The output is to match the entries below character for character.

(DATASET ENTRIES Opens)

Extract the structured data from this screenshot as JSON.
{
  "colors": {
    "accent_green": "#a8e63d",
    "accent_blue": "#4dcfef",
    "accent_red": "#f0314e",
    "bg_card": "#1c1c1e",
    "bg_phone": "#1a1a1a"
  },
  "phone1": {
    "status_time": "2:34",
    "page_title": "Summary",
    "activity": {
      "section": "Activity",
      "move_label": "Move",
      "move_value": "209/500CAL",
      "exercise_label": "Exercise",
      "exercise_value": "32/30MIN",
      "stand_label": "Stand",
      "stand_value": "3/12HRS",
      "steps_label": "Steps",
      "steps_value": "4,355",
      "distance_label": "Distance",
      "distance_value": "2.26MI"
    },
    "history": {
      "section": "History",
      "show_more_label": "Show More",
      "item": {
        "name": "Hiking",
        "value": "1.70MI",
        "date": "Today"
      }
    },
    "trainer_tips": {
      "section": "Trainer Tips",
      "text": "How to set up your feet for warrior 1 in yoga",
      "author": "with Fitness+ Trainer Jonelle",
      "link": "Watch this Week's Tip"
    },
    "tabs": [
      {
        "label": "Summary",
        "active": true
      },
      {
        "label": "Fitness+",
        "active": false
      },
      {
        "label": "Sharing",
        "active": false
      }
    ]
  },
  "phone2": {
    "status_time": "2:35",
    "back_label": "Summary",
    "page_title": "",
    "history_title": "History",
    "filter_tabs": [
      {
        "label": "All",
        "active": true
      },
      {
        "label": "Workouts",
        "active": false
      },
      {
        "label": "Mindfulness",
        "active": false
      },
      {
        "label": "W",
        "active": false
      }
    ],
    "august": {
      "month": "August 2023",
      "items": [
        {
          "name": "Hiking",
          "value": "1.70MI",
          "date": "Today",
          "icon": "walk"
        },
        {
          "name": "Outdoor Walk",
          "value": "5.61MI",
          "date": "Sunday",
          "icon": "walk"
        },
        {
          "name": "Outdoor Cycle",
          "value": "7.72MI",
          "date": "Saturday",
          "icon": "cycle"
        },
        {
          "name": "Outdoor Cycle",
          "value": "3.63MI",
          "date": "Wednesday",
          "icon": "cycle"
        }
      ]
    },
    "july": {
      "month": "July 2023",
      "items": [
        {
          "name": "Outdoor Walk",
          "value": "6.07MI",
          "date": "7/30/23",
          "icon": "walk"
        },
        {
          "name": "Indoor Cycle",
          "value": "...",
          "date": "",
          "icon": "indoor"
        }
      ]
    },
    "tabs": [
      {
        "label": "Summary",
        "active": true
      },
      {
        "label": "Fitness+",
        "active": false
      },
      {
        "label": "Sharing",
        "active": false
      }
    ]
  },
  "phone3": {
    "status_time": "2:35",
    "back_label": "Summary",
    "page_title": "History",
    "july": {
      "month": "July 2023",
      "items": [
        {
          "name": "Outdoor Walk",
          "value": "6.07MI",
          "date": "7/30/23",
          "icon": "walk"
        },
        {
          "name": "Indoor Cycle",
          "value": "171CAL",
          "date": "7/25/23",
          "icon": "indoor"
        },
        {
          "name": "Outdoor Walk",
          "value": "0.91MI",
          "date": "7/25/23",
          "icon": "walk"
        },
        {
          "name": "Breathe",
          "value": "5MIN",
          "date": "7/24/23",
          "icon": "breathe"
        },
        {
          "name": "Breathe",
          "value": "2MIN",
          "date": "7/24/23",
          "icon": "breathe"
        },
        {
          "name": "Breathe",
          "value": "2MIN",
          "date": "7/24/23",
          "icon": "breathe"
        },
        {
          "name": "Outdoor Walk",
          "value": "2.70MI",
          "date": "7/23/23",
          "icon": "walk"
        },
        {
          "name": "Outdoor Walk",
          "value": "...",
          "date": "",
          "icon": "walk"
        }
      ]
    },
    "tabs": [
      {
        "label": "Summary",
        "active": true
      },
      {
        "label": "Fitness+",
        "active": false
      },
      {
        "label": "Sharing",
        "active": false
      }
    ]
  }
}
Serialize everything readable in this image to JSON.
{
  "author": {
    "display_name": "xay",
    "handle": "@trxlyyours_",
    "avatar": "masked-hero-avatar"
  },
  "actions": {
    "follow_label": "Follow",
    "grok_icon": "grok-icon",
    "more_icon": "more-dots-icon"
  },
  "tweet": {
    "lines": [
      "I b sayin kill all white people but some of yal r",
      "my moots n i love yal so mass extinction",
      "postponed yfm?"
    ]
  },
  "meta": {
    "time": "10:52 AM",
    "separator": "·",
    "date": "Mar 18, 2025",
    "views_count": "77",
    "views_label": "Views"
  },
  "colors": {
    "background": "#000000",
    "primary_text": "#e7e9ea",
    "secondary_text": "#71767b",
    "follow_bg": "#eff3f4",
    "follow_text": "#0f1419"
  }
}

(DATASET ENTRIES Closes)

## TASK RESPONSE:
Extract the structured data from this screenshot as JSON.
{
  "colors": {
    "accent_green": "#a8e63d",
    "accent_blue": "#4dcfef",
    "accent_red": "#f0314e",
    "bg_card": "#1c1c1e",
    "bg_phone": "#1a1a1a"
  },
  "phone1": {
    "status_time": "2:34",
    "page_title": "Summary",
    "activity": {
      "section": "Activity",
      "move_label": "Move",
      "move_value": "209/500CAL",
      "exercise_label": "Exercise",
      "exercise_value": "32/30MIN",
      "stand_label": "Stand",
      "stand_value": "3/12HRS",
      "steps_label": "Steps",
      "steps_value": "4,355",
      "distance_label": "Distance",
      "distance_value": "2.26MI"
    },
    "history": {
      "section": "History",
      "show_more_label": "Show More",
      "item": {
        "name": "Hiking",
        "value": "1.70MI",
        "date": "Today"
      }
    },
    "trainer_tips": {
      "section": "Trainer Tips",
      "text": "How to set up your feet for warrior 1 in yoga",
      "author": "with Fitness+ Trainer Jonelle",
      "link": "Watch this Week's Tip"
    },
    "tabs": [
      {
        "label": "Summary",
        "active": true
      },
      {
        "label": "Fitness+",
        "active": false
      },
      {
        "label": "Sharing",
        "active": false
      }
    ]
  },
  "phone2": {
    "status_time": "2:35",
    "back_label": "Summary",
    "page_title": "",
    "history_title": "History",
    "filter_tabs": [
      {
        "label": "All",
        "active": true
      },
      {
        "label": "Workouts",
        "active": false
      },
      {
        "label": "Mindfulness",
        "active": false
      },
      {
        "label": "W",
        "active": false
      }
    ],
    "august": {
      "month": "August 2023",
      "items": [
        {
          "name": "Hiking",
          "value": "1.70MI",
          "date": "Today",
          "icon": "walk"
        },
        {
          "name": "Outdoor Walk",
          "value": "5.61MI",
          "date": "Sunday",
          "icon": "walk"
        },
        {
          "name": "Outdoor Cycle",
          "value": "7.72MI",
          "date": "Saturday",
          "icon": "cycle"
        },
        {
          "name": "Outdoor Cycle",
          "value": "3.63MI",
          "date": "Wednesday",
          "icon": "cycle"
        }
      ]
    },
    "july": {
      "month": "July 2023",
      "items": [
        {
          "name": "Outdoor Walk",
          "value": "6.07MI",
          "date": "7/30/23",
          "icon": "walk"
        },
        {
          "name": "Indoor Cycle",
          "value": "...",
          "date": "",
          "icon": "indoor"
        }
      ]
    },
    "tabs": [
      {
        "label": "Summary",
        "active": true
      },
      {
        "label": "Fitness+",
        "active": false
      },
      {
        "label": "Sharing",
        "active": false
      }
    ]
  },
  "phone3": {
    "status_time": "2:35",
    "back_label": "Summary",
    "page_title": "History",
    "july": {
      "month": "July 2023",
      "items": [
        {
          "name": "Outdoor Walk",
          "value": "6.07MI",
          "date": "7/30/23",
          "icon": "walk"
        },
        {
          "name": "Indoor Cycle",
          "value": "171CAL",
          "date": "7/25/23",
          "icon": "indoor"
        },
        {
          "name": "Outdoor Walk",
          "value": "0.91MI",
          "date": "7/25/23",
          "icon": "walk"
        },
        {
          "name": "Breathe",
          "value": "5MIN",
          "date": "7/24/23",
          "icon": "breathe"
        },
        {
          "name": "Breathe",
          "value": "2MIN",
          "date": "7/24/23",
          "icon": "breathe"
        },
        {
          "name": "Breathe",
          "value": "2MIN",
          "date": "7/24/23",
          "icon": "breathe"
        },
        {
          "name": "Outdoor Walk",
          "value": "2.70MI",
          "date": "7/23/23",
          "icon": "walk"
        },
        {
          "name": "Outdoor Walk",
          "value": "...",
          "date": "",
          "icon": "walk"
        }
      ]
    },
    "tabs": [
      {
        "label": "Summary",
        "active": true
      },
      {
        "label": "Fitness+",
        "active": false
      },
      {
        "label": "Sharing",
        "active": false
      }
    ]
  }
}
Serialize everything readable in this image to JSON.
{
  "author": {
    "display_name": "xay",
    "handle": "@trxlyyours_",
    "avatar": "masked-hero-avatar"
  },
  "actions": {
    "follow_label": "Follow",
    "grok_icon": "grok-icon",
    "more_icon": "more-dots-icon"
  },
  "tweet": {
    "lines": [
      "I b sayin kill all white people but some of yal r",
      "my moots n i love yal so mass extinction",
      "postponed yfm?"
    ]
  },
  "meta": {
    "time": "10:52 AM",
    "separator": "·",
    "date": "Mar 18, 2025",
    "views_count": "77",
    "views_label": "Views"
  },
  "colors": {
    "background": "#000000",
    "primary_text": "#e7e9ea",
    "secondary_text": "#71767b",
    "follow_bg": "#eff3f4",
    "follow_text": "#0f1419"
  }
}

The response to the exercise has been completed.